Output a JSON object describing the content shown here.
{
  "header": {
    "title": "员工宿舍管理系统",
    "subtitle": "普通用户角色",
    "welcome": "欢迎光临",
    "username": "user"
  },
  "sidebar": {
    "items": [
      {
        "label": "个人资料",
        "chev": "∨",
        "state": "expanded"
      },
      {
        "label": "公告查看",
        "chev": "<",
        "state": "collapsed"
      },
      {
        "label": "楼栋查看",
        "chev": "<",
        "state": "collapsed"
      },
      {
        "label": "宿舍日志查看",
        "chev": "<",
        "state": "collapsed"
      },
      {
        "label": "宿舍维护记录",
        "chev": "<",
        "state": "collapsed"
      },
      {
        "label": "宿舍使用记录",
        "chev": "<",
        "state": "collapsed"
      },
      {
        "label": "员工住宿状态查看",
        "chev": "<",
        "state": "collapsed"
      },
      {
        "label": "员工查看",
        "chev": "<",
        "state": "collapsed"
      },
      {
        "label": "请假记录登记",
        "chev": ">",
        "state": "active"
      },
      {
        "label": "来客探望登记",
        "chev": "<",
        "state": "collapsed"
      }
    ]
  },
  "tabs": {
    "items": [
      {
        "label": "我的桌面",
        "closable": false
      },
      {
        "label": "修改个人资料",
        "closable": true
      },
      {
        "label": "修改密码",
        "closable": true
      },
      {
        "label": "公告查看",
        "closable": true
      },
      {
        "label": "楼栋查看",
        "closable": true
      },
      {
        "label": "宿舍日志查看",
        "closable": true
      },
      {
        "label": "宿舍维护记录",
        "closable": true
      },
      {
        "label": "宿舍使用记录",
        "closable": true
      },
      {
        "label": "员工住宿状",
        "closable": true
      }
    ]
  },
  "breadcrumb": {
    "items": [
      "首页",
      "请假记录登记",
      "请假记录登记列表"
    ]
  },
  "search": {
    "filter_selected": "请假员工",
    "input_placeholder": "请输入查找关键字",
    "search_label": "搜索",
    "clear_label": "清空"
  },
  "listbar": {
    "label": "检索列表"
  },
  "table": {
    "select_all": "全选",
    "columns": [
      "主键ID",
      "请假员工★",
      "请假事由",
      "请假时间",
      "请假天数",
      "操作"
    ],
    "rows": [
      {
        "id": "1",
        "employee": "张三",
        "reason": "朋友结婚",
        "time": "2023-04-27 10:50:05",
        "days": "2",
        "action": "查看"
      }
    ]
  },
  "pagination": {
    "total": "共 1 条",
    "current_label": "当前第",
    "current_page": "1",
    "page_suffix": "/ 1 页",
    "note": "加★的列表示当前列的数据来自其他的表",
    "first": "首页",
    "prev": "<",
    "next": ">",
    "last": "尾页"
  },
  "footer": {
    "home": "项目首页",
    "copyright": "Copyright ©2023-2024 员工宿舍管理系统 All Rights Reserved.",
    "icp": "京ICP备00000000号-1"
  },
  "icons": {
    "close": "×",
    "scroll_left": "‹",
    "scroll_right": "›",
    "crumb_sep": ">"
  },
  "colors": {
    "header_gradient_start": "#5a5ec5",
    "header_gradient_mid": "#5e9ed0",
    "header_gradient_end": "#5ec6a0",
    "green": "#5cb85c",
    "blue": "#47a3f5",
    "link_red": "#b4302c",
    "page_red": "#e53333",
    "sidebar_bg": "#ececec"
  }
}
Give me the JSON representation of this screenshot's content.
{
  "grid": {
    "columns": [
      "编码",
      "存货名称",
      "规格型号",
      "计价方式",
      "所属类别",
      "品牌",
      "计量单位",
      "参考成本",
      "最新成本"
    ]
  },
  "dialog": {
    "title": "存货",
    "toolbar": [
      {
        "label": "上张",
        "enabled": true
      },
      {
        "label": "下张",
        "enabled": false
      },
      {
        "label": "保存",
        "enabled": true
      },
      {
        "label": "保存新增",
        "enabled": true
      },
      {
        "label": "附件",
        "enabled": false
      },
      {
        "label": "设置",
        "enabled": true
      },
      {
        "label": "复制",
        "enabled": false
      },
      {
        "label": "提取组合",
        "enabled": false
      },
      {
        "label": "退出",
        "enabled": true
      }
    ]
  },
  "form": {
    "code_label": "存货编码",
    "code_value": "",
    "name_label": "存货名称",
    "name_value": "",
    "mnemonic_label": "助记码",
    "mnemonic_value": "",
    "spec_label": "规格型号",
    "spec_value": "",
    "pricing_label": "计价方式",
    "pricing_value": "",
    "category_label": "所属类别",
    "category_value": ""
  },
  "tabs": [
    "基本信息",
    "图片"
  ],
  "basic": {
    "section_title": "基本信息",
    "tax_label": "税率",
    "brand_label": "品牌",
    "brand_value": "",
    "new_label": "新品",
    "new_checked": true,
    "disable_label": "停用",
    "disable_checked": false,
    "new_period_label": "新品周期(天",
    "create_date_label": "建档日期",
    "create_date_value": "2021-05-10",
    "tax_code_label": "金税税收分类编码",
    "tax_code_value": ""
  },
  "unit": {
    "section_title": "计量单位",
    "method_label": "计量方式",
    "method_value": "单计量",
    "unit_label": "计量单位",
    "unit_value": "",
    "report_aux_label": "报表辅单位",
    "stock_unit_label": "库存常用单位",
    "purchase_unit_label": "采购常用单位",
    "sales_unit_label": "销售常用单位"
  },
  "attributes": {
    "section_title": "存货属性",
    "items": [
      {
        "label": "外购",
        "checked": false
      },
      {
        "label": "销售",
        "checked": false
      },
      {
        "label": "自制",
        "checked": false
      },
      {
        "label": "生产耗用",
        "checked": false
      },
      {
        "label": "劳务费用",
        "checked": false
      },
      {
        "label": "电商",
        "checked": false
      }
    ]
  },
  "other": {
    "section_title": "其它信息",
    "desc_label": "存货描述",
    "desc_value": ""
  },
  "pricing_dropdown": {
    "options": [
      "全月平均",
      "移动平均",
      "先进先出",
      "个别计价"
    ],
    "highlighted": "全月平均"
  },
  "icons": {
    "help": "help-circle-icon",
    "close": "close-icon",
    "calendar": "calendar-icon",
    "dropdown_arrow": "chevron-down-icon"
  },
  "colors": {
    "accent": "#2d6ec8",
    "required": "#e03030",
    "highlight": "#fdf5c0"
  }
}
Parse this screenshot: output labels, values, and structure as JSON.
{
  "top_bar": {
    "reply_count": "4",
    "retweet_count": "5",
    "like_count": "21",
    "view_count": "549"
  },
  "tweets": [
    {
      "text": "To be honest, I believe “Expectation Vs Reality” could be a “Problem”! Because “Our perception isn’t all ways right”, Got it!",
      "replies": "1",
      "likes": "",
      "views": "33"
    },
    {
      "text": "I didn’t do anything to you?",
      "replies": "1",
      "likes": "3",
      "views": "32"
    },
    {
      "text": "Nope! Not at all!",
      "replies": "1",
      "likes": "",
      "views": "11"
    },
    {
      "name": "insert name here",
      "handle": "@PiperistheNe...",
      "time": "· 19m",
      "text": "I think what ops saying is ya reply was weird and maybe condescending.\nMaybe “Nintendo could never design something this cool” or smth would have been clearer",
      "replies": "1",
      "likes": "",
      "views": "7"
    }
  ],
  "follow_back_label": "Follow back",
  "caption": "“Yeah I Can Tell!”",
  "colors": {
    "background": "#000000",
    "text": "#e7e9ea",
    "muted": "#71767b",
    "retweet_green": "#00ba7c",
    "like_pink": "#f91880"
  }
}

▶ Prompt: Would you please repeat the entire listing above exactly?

▶ Result of the exercise:
Output a JSON object describing the content shown here.
{
  "header": {
    "title": "员工宿舍管理系统",
    "subtitle": "普通用户角色",
    "welcome": "欢迎光临",
    "username": "user"
  },
  "sidebar": {
    "items": [
      {
        "label": "个人资料",
        "chev": "∨",
        "state": "expanded"
      },
      {
        "label": "公告查看",
        "chev": "<",
        "state": "collapsed"
      },
      {
        "label": "楼栋查看",
        "chev": "<",
        "state": "collapsed"
      },
      {
        "label": "宿舍日志查看",
        "chev": "<",
        "state": "collapsed"
      },
      {
        "label": "宿舍维护记录",
        "chev": "<",
        "state": "collapsed"
      },
      {
        "label": "宿舍使用记录",
        "chev": "<",
        "state": "collapsed"
      },
      {
        "label": "员工住宿状态查看",
        "chev": "<",
        "state": "collapsed"
      },
      {
        "label": "员工查看",
        "chev": "<",
        "state": "collapsed"
      },
      {
        "label": "请假记录登记",
        "chev": ">",
        "state": "active"
      },
      {
        "label": "来客探望登记",
        "chev": "<",
        "state": "collapsed"
      }
    ]
  },
  "tabs": {
    "items": [
      {
        "label": "我的桌面",
        "closable": false
      },
      {
        "label": "修改个人资料",
        "closable": true
      },
      {
        "label": "修改密码",
        "closable": true
      },
      {
        "label": "公告查看",
        "closable": true
      },
      {
        "label": "楼栋查看",
        "closable": true
      },
      {
        "label": "宿舍日志查看",
        "closable": true
      },
      {
        "label": "宿舍维护记录",
        "closable": true
      },
      {
        "label": "宿舍使用记录",
        "closable": true
      },
      {
        "label": "员工住宿状",
        "closable": true
      }
    ]
  },
  "breadcrumb": {
    "items": [
      "首页",
      "请假记录登记",
      "请假记录登记列表"
    ]
  },
  "search": {
    "filter_selected": "请假员工",
    "input_placeholder": "请输入查找关键字",
    "search_label": "搜索",
    "clear_label": "清空"
  },
  "listbar": {
    "label": "检索列表"
  },
  "table": {
    "select_all": "全选",
    "columns": [
      "主键ID",
      "请假员工★",
      "请假事由",
      "请假时间",
      "请假天数",
      "操作"
    ],
    "rows": [
      {
        "id": "1",
        "employee": "张三",
        "reason": "朋友结婚",
        "time": "2023-04-27 10:50:05",
        "days": "2",
        "action": "查看"
      }
    ]
  },
  "pagination": {
    "total": "共 1 条",
    "current_label": "当前第",
    "current_page": "1",
    "page_suffix": "/ 1 页",
    "note": "加★的列表示当前列的数据来自其他的表",
    "first": "首页",
    "prev": "<",
    "next": ">",
    "last": "尾页"
  },
  "footer": {
    "home": "项目首页",
    "copyright": "Copyright ©2023-2024 员工宿舍管理系统 All Rights Reserved.",
    "icp": "京ICP备00000000号-1"
  },
  "icons": {
    "close": "×",
    "scroll_left": "‹",
    "scroll_right": "›",
    "crumb_sep": ">"
  },
  "colors": {
    "header_gradient_start": "#5a5ec5",
    "header_gradient_mid": "#5e9ed0",
    "header_gradient_end": "#5ec6a0",
    "green": "#5cb85c",
    "blue": "#47a3f5",
    "link_red": "#b4302c",
    "page_red": "#e53333",
    "sidebar_bg": "#ececec"
  }
}
Give me the JSON representation of this screenshot's content.
{
  "grid": {
    "columns": [
      "编码",
      "存货名称",
      "规格型号",
      "计价方式",
      "所属类别",
      "品牌",
      "计量单位",
      "参考成本",
      "最新成本"
    ]
  },
  "dialog": {
    "title": "存货",
    "toolbar": [
      {
        "label": "上张",
        "enabled": true
      },
      {
        "label": "下张",
        "enabled": false
      },
      {
        "label": "保存",
        "enabled": true
      },
      {
        "label": "保存新增",
        "enabled": true
      },
      {
        "label": "附件",
        "enabled": false
      },
      {
        "label": "设置",
        "enabled": true
      },
      {
        "label": "复制",
        "enabled": false
      },
      {
        "label": "提取组合",
        "enabled": false
      },
      {
        "label": "退出",
        "enabled": true
      }
    ]
  },
  "form": {
    "code_label": "存货编码",
    "code_value": "",
    "name_label": "存货名称",
    "name_value": "",
    "mnemonic_label": "助记码",
    "mnemonic_value": "",
    "spec_label": "规格型号",
    "spec_value": "",
    "pricing_label": "计价方式",
    "pricing_value": "",
    "category_label": "所属类别",
    "category_value": ""
  },
  "tabs": [
    "基本信息",
    "图片"
  ],
  "basic": {
    "section_title": "基本信息",
    "tax_label": "税率",
    "brand_label": "品牌",
    "brand_value": "",
    "new_label": "新品",
    "new_checked": true,
    "disable_label": "停用",
    "disable_checked": false,
    "new_period_label": "新品周期(天",
    "create_date_label": "建档日期",
    "create_date_value": "2021-05-10",
    "tax_code_label": "金税税收分类编码",
    "tax_code_value": ""
  },
  "unit": {
    "section_title": "计量单位",
    "method_label": "计量方式",
    "method_value": "单计量",
    "unit_label": "计量单位",
    "unit_value": "",
    "report_aux_label": "报表辅单位",
    "stock_unit_label": "库存常用单位",
    "purchase_unit_label": "采购常用单位",
    "sales_unit_label": "销售常用单位"
  },
  "attributes": {
    "section_title": "存货属性",
    "items": [
      {
        "label": "外购",
        "checked": false
      },
      {
        "label": "销售",
        "checked": false
      },
      {
        "label": "自制",
        "checked": false
      },
      {
        "label": "生产耗用",
        "checked": false
      },
      {
        "label": "劳务费用",
        "checked": false
      },
      {
        "label": "电商",
        "checked": false
      }
    ]
  },
  "other": {
    "section_title": "其它信息",
    "desc_label": "存货描述",
    "desc_value": ""
  },
  "pricing_dropdown": {
    "options": [
      "全月平均",
      "移动平均",
      "先进先出",
      "个别计价"
    ],
    "highlighted": "全月平均"
  },
  "icons": {
    "help": "help-circle-icon",
    "close": "close-icon",
    "calendar": "calendar-icon",
    "dropdown_arrow": "chevron-down-icon"
  },
  "colors": {
    "accent": "#2d6ec8",
    "required": "#e03030",
    "highlight": "#fdf5c0"
  }
}
Parse this screenshot: output labels, values, and structure as JSON.
{
  "top_bar": {
    "reply_count": "4",
    "retweet_count": "5",
    "like_count": "21",
    "view_count": "549"
  },
  "tweets": [
    {
      "text": "To be honest, I believe “Expectation Vs Reality” could be a “Problem”! Because “Our perception isn’t all ways right”, Got it!",
      "replies": "1",
      "likes": "",
      "views": "33"
    },
    {
      "text": "I didn’t do anything to you?",
      "replies": "1",
      "likes": "3",
      "views": "32"
    },
    {
      "text": "Nope! Not at all!",
      "replies": "1",
      "likes": "",
      "views": "11"
    },
    {
      "name": "insert name here",
      "handle": "@PiperistheNe...",
      "time": "· 19m",
      "text": "I think what ops saying is ya reply was weird and maybe condescending.\nMaybe “Nintendo could never design something this cool” or smth would have been clearer",
      "replies": "1",
      "likes": "",
      "views": "7"
    }
  ],
  "follow_back_label": "Follow back",
  "caption": "“Yeah I Can Tell!”",
  "colors": {
    "background": "#000000",
    "text": "#e7e9ea",
    "muted": "#71767b",
    "retweet_green": "#00ba7c",
    "like_pink": "#f91880"
  }
}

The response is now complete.